Ginger Sadd was a clever and majestic boxer who could hold his own with, and beat, the best, writes Miles Templeton
AT ONE time, it was said, Ginger Sadd was more famous in his own city than the local football club, Norwich City. Ginger was one of the finest boxers ever to have come from the old city. Norwich, rather a quiet place these days for boxing, was a hotbed in the late 1920s and throughout the 1930s with regular boxing at the Corn Hall, a wonderful venue that was sadly demolished in 1964. Among the many who fought there, local lads Jack Forster, Chucky Robinson, Doug Bygrave and Snowey Edwards stand out, but it was Sadd who was the real favourite.
Arthur “Ginger” Sadd was born in 1914 and he started out at Norwich Lads Club, that great amateur club, still going today, that many of you will be familiar with. Arthur learnt his basic skills there and when he turned professional, aged 17 in 1931, he was a well-schooled fighter. After three years he had only lost only one of his first 43 contests, the last of which saw him outpoint the former British featherweight champion, Harry Corbett, at his beloved local venue.
It is hard to believe now, but both Norfolk and Suffolk saw professional boxing at a wide variety of towns and villages that have never seen it since, places such as Cromer, Diss, Wymondham, Sheringham, Market Deeping, Dereham, Downham Market and Hempnall, along with a great many others. Regular top class boxing occurred at Lowestoft, Great Yarmouth and Ipswich, as well as at Norwich, and Ginger rarely had to step away from his region to find work.
He eventually grew into a middleweight and light-heavyweight during the peak of his career, and by the start of the war he was a top-rank fighter. He boxed the great Jock McAvoy for the British middleweight title in May 1939, losing on points, before taking on Freddie Mills, only three weeks later at the Winter Gardens in Bournemouth. The BN report for the Mills contest stated that “Mills attacked fiercely, mostly in short rushes, and hooking hard to the body and head, while Ginger moved round the ring like a ‘will-o’-the-wisp’ and used a fast left hand well, and by clever side-stepping, occasionally had Mills rushing on to the ropes.” Sadd kept cool throughout and ultimately took the decision.

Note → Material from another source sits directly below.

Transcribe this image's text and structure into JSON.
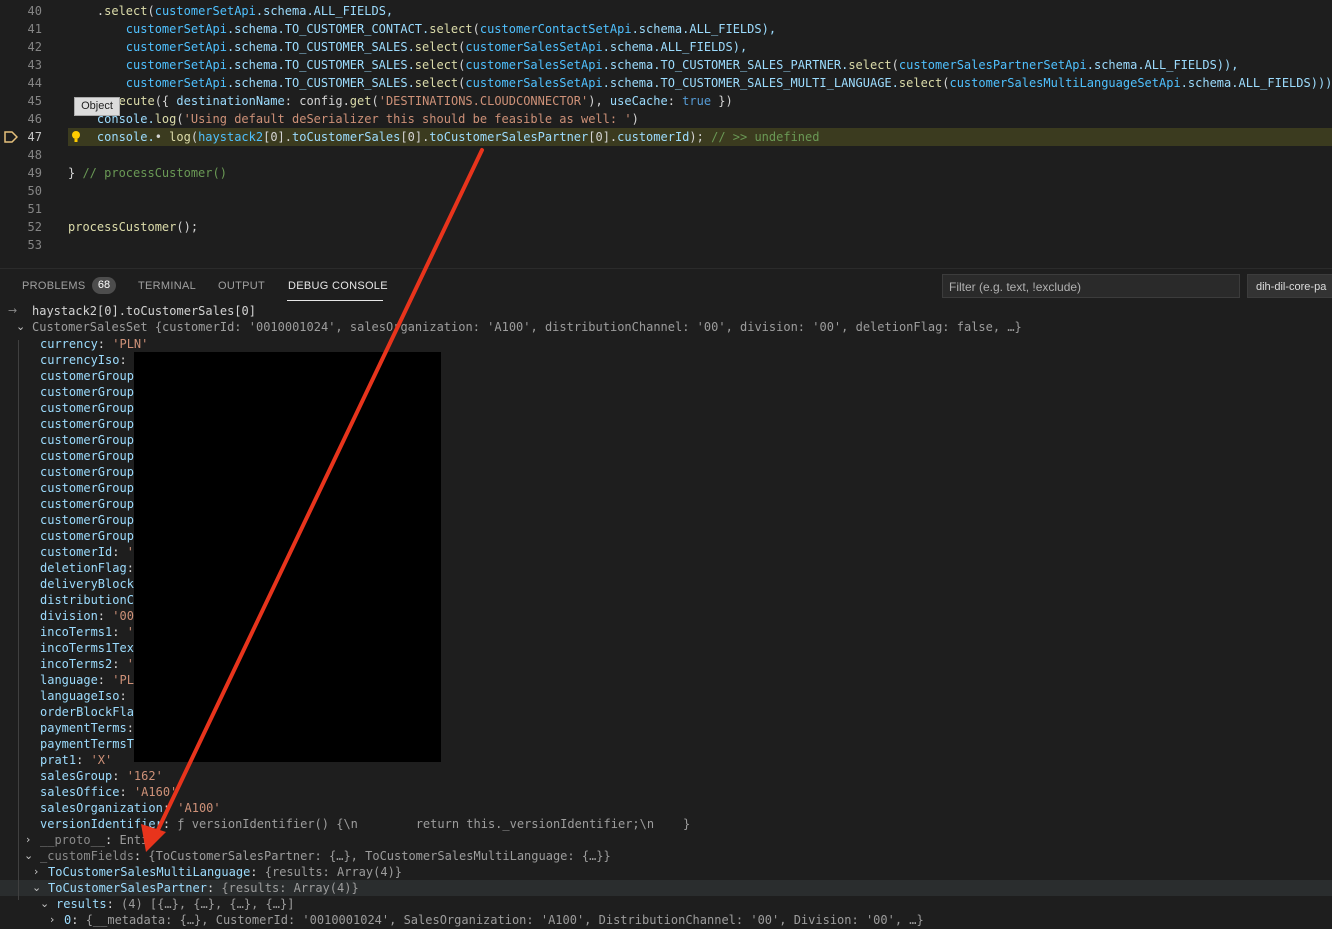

In 1948, when he was moving towards the end of his career, BN described that Sadd had “one of the finest left hands in the business. His brain and footwork co-ordinate to produce perfect judgement and timing, he is a past master of ringcraft. His snappy inside work, his eagle eye and his lightning manoeuvrability has earned for him a reputation of being one of the finest ring generals campaigning within the roped square today.” What a compliment. At that time there were any number of wily old campaigners who knew every trick in the book, and for Ginger to be singled out in this way says much for his abilities.
He took part in 252 professional contests between 1931 and 1951, winning 187 of them. He won the Eastern Area title at both welterweight and middleweight and, as well as McAvoy and Mills, he also swapped gloves with Don Cockell, Ernie Roderick, Albert Finch, Harry Mason and Vince Hawkins.
During the war Arthur served with the Royal Norfolk Regiment and he took part in the D-Day landings in 1944. After being demobbed in 1946 he resumed his professional career, supplementing his ring wages with a variety of other jobs, in the local shoe factory, driving a lorry and at a scrap-metal firm. Such were the economics of the professional game at that time, when even the best struggled to make it pay. Ginger’s brother Dick, also a good pro, became a stalwart at the Lads Club, where Ginger often assisted him, and when Ginger died in 1992 there were still many within his native town who remembered him and mourned his passing.